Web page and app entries
-*-
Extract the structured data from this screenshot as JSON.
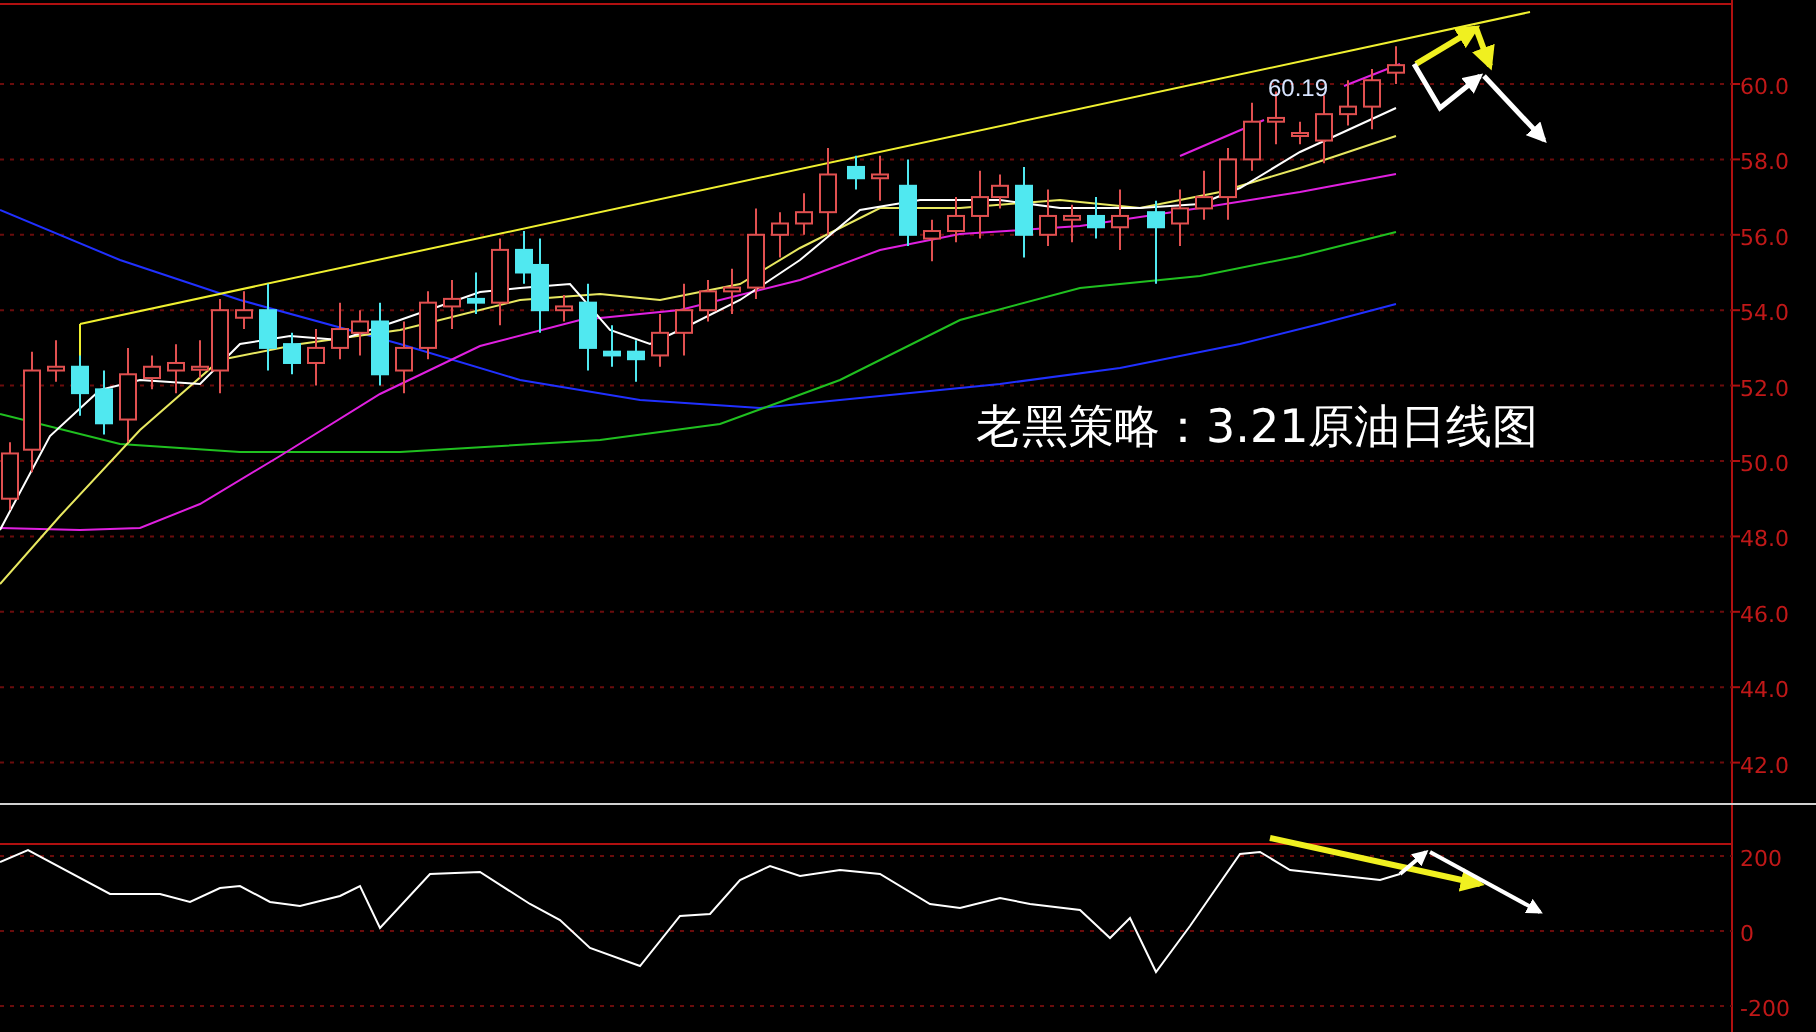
{
  "title": "老黑策略：3.21原油日线图",
  "price_label": "60.19",
  "price_axis": {
    "ticks": [
      "60.0",
      "58.0",
      "56.0",
      "54.0",
      "52.0",
      "50.0",
      "48.0",
      "46.0",
      "44.0",
      "42.0"
    ]
  },
  "oscillator_axis": {
    "ticks": [
      "200",
      "0",
      "-200"
    ]
  }
}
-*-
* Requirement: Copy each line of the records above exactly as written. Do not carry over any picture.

* Answer for this exercise:
Extract the structured data from this screenshot as JSON.
{
  "title": "老黑策略：3.21原油日线图",
  "price_label": "60.19",
  "price_axis": {
    "ticks": [
      "60.0",
      "58.0",
      "56.0",
      "54.0",
      "52.0",
      "50.0",
      "48.0",
      "46.0",
      "44.0",
      "42.0"
    ]
  },
  "oscillator_axis": {
    "ticks": [
      "200",
      "0",
      "-200"
    ]
  }
}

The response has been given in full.